- [ASSIGNMENT] From the listing below, pull each line that includes "first".
(Beginning of RECORDS SHOWN)
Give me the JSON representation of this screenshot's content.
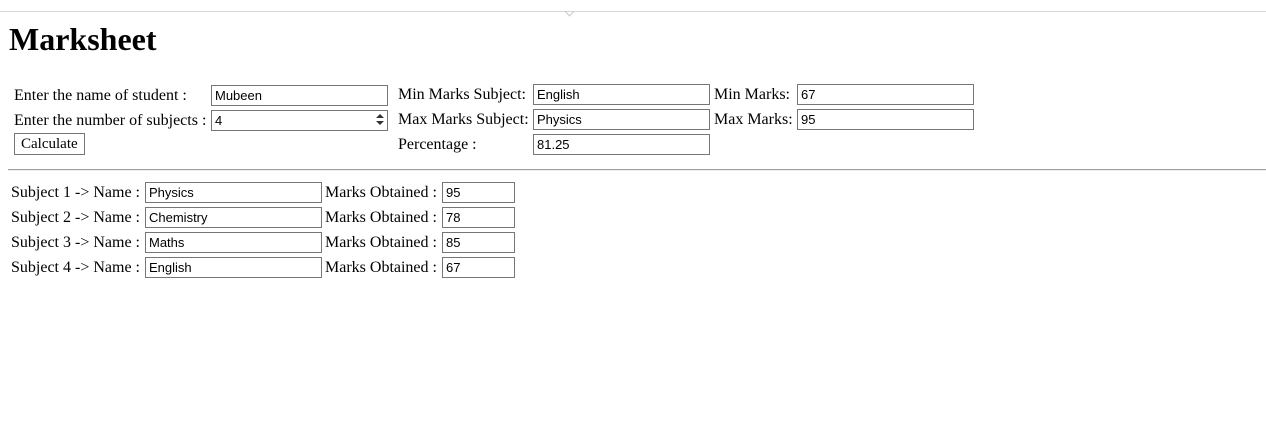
{
  "page": {
    "title": "Marksheet"
  },
  "form": {
    "student_name_label": "Enter the name of student :",
    "student_name_value": "Mubeen",
    "num_subjects_label": "Enter the number of subjects :",
    "num_subjects_value": "4",
    "calculate_label": "Calculate"
  },
  "results": {
    "min_subject_label": "Min Marks Subject:",
    "min_subject_value": "English",
    "min_marks_label": "Min Marks:",
    "min_marks_value": "67",
    "max_subject_label": "Max Marks Subject:",
    "max_subject_value": "Physics",
    "max_marks_label": "Max Marks:",
    "max_marks_value": "95",
    "percentage_label": "Percentage :",
    "percentage_value": "81.25"
  },
  "subjects": [
    {
      "label": "Subject 1 -> Name :",
      "name": "Physics",
      "marks_label": "Marks Obtained :",
      "marks": "95"
    },
    {
      "label": "Subject 2 -> Name :",
      "name": "Chemistry",
      "marks_label": "Marks Obtained :",
      "marks": "78"
    },
    {
      "label": "Subject 3 -> Name :",
      "name": "Maths",
      "marks_label": "Marks Obtained :",
      "marks": "85"
    },
    {
      "label": "Subject 4 -> Name :",
      "name": "English",
      "marks_label": "Marks Obtained :",
      "marks": "67"
    }
  ]
}
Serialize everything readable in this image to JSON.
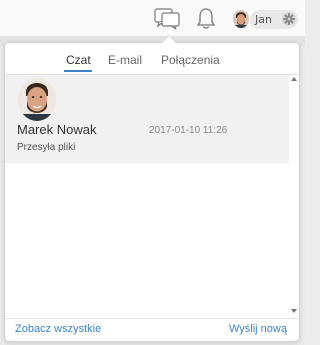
{
  "topbar": {
    "user_name": "Jan",
    "icons": [
      "chat-icon",
      "bell-icon",
      "gear-icon"
    ]
  },
  "popover": {
    "tabs": [
      {
        "label": "Czat",
        "active": true
      },
      {
        "label": "E-mail",
        "active": false
      },
      {
        "label": "Połączenia",
        "active": false
      }
    ],
    "messages": [
      {
        "sender": "Marek Nowak",
        "timestamp": "2017-01-10 11:26",
        "preview": "Przesyła pliki"
      }
    ],
    "footer": {
      "see_all": "Zobacz wszystkie",
      "send_new": "Wyślij nową"
    }
  },
  "colors": {
    "accent": "#3a85c9",
    "selected_row": "#f1f1f1",
    "background": "#ececec"
  }
}
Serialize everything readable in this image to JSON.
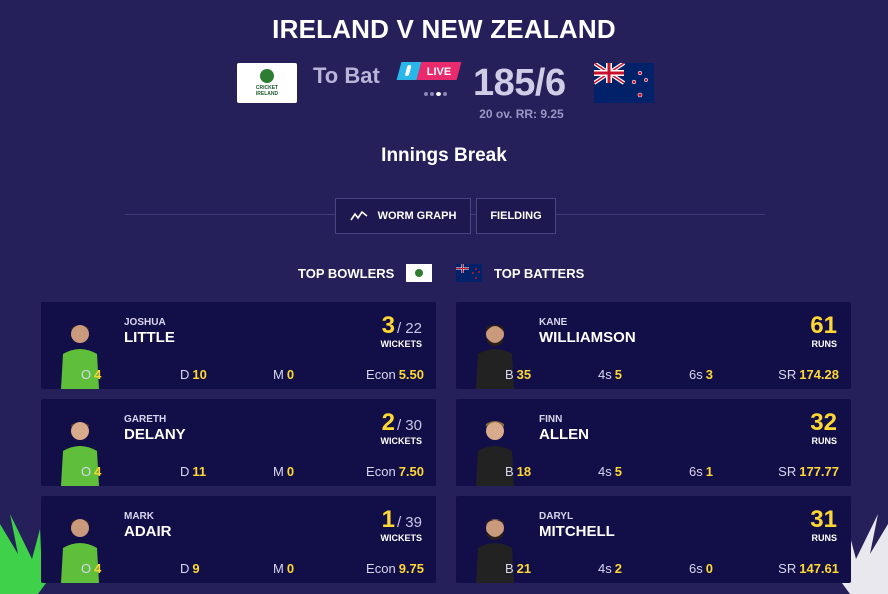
{
  "match": {
    "title": "IRELAND V NEW ZEALAND",
    "to_bat_label": "To Bat",
    "live_label": "LIVE",
    "score": "185/6",
    "overs_rr": "20 ov. RR: 9.25",
    "status": "Innings Break",
    "ireland_logo_text_1": "CRICKET",
    "ireland_logo_text_2": "IRELAND"
  },
  "tabs": {
    "worm_graph": "WORM GRAPH",
    "fielding": "FIELDING"
  },
  "sections": {
    "top_bowlers": "TOP BOWLERS",
    "top_batters": "TOP BATTERS"
  },
  "colors": {
    "background": "#251f5a",
    "card": "#120e47",
    "highlight": "#fdd835",
    "live": "#e92b6e",
    "ireland_kit": "#5fbf3a",
    "nz_kit": "#222222"
  },
  "bowlers": [
    {
      "first": "JOSHUA",
      "last": "LITTLE",
      "figure": "3",
      "of": "/ 22",
      "unit": "WICKETS",
      "stats": [
        {
          "label": "O",
          "value": "4"
        },
        {
          "label": "D",
          "value": "10"
        },
        {
          "label": "M",
          "value": "0"
        },
        {
          "label": "Econ",
          "value": "5.50"
        }
      ]
    },
    {
      "first": "GARETH",
      "last": "DELANY",
      "figure": "2",
      "of": "/ 30",
      "unit": "WICKETS",
      "stats": [
        {
          "label": "O",
          "value": "4"
        },
        {
          "label": "D",
          "value": "11"
        },
        {
          "label": "M",
          "value": "0"
        },
        {
          "label": "Econ",
          "value": "7.50"
        }
      ]
    },
    {
      "first": "MARK",
      "last": "ADAIR",
      "figure": "1",
      "of": "/ 39",
      "unit": "WICKETS",
      "stats": [
        {
          "label": "O",
          "value": "4"
        },
        {
          "label": "D",
          "value": "9"
        },
        {
          "label": "M",
          "value": "0"
        },
        {
          "label": "Econ",
          "value": "9.75"
        }
      ]
    }
  ],
  "batters": [
    {
      "first": "KANE",
      "last": "WILLIAMSON",
      "figure": "61",
      "unit": "RUNS",
      "stats": [
        {
          "label": "B",
          "value": "35"
        },
        {
          "label": "4s",
          "value": "5"
        },
        {
          "label": "6s",
          "value": "3"
        },
        {
          "label": "SR",
          "value": "174.28"
        }
      ]
    },
    {
      "first": "FINN",
      "last": "ALLEN",
      "figure": "32",
      "unit": "RUNS",
      "stats": [
        {
          "label": "B",
          "value": "18"
        },
        {
          "label": "4s",
          "value": "5"
        },
        {
          "label": "6s",
          "value": "1"
        },
        {
          "label": "SR",
          "value": "177.77"
        }
      ]
    },
    {
      "first": "DARYL",
      "last": "MITCHELL",
      "figure": "31",
      "unit": "RUNS",
      "stats": [
        {
          "label": "B",
          "value": "21"
        },
        {
          "label": "4s",
          "value": "2"
        },
        {
          "label": "6s",
          "value": "0"
        },
        {
          "label": "SR",
          "value": "147.61"
        }
      ]
    }
  ]
}
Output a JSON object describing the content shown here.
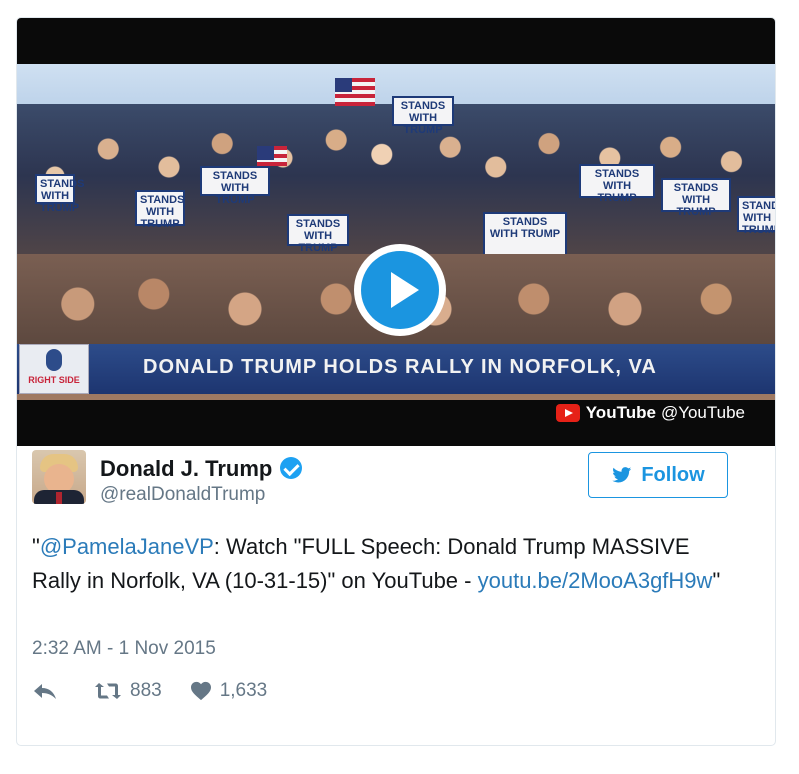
{
  "video": {
    "headline": "DONALD TRUMP HOLDS RALLY IN NORFOLK, VA",
    "channel_logo_text": "RIGHT SIDE",
    "provider_brand": "YouTube",
    "provider_handle": "@YouTube",
    "sign_text": "STANDS WITH TRUMP"
  },
  "author": {
    "name": "Donald J. Trump",
    "handle": "@realDonaldTrump",
    "verified": true,
    "avatar_icon": "profile-photo"
  },
  "follow": {
    "label": "Follow",
    "color": "#1b95e0"
  },
  "tweet": {
    "quote_open": "\"",
    "mention": "@PamelaJaneVP",
    "body": ": Watch \"FULL Speech: Donald Trump MASSIVE Rally in Norfolk, VA (10-31-15)\" on YouTube - ",
    "url": "youtu.be/2MooA3gfH9w",
    "quote_close": "\"",
    "timestamp": "2:32 AM - 1 Nov 2015"
  },
  "actions": {
    "reply_icon": "reply-icon",
    "retweet_icon": "retweet-icon",
    "like_icon": "heart-icon",
    "retweets": "883",
    "likes": "1,633"
  },
  "colors": {
    "link": "#2b7bb9",
    "muted": "#657786",
    "verified": "#1da1f2",
    "play": "#1b95e0"
  }
}
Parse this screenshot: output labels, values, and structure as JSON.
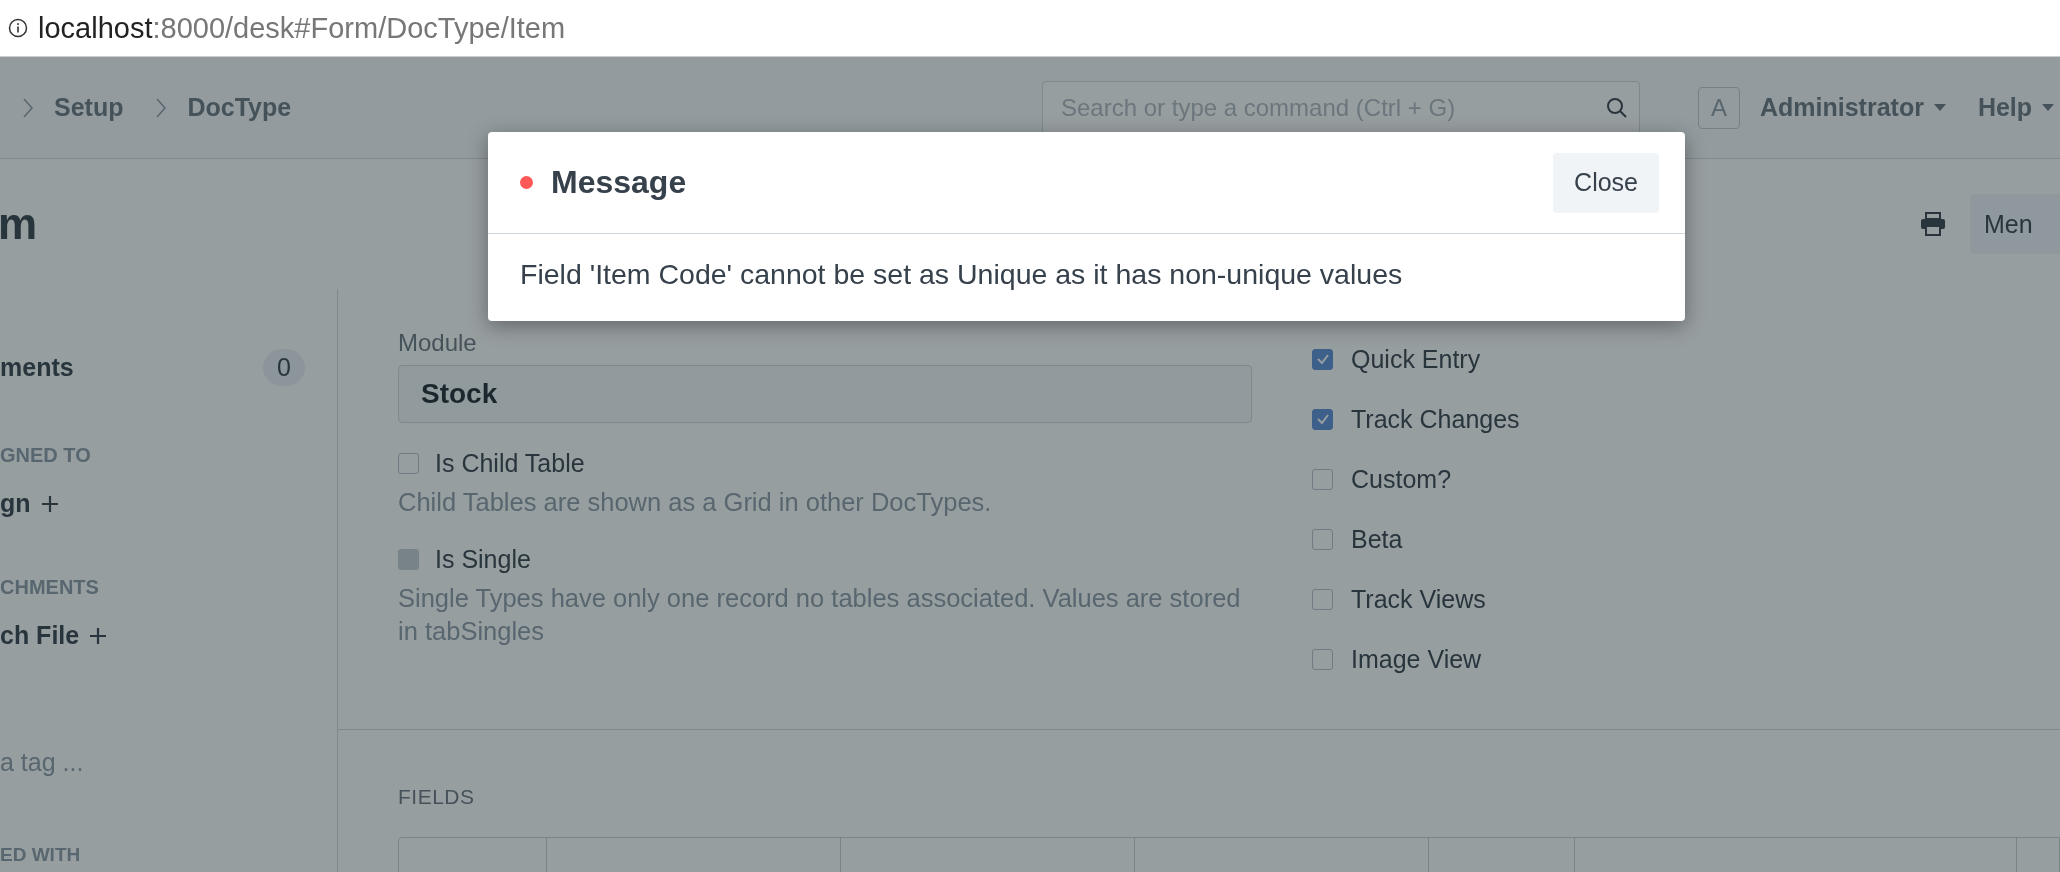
{
  "address_bar": {
    "host": "localhost",
    "path": ":8000/desk#Form/DocType/Item"
  },
  "navbar": {
    "breadcrumbs": [
      "Setup",
      "DocType"
    ],
    "search": {
      "placeholder": "Search or type a command (Ctrl + G)"
    },
    "avatar": "A",
    "user": "Administrator",
    "help": "Help"
  },
  "page_head": {
    "title": "m",
    "menu_button": "Men"
  },
  "sidebar": {
    "items": [
      {
        "kind": "count",
        "label": "ments",
        "count": "0"
      },
      {
        "kind": "heading",
        "label": "GNED TO"
      },
      {
        "kind": "add",
        "label": "gn"
      },
      {
        "kind": "heading",
        "label": "CHMENTS"
      },
      {
        "kind": "add",
        "label": "ch File"
      },
      {
        "kind": "tag",
        "label": "a tag ..."
      },
      {
        "kind": "heading",
        "label": "ED WITH"
      }
    ]
  },
  "form": {
    "module": {
      "label": "Module",
      "value": "Stock"
    },
    "left_checks": [
      {
        "label": "Is Child Table",
        "checked": false,
        "disabled": false,
        "description": "Child Tables are shown as a Grid in other DocTypes."
      },
      {
        "label": "Is Single",
        "checked": false,
        "disabled": true,
        "description": "Single Types have only one record no tables associated. Values are stored in tabSingles"
      }
    ],
    "right_checks": [
      {
        "label": "Quick Entry",
        "checked": true
      },
      {
        "label": "Track Changes",
        "checked": true
      },
      {
        "label": "Custom?",
        "checked": false
      },
      {
        "label": "Beta",
        "checked": false
      },
      {
        "label": "Track Views",
        "checked": false
      },
      {
        "label": "Image View",
        "checked": false
      }
    ]
  },
  "fields_section": {
    "title": "FIELDS"
  },
  "dialog": {
    "title": "Message",
    "color": "#ff5858",
    "close": "Close",
    "message": "Field 'Item Code' cannot be set as Unique as it has non-unique values"
  }
}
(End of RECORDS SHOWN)
- [ANSWER FOR THE TASK]
      "first": "JOSHUA",
      "first": "GARETH",
      "first": "MARK",
      "first": "KANE",
      "first": "FINN",
      "first": "DARYL",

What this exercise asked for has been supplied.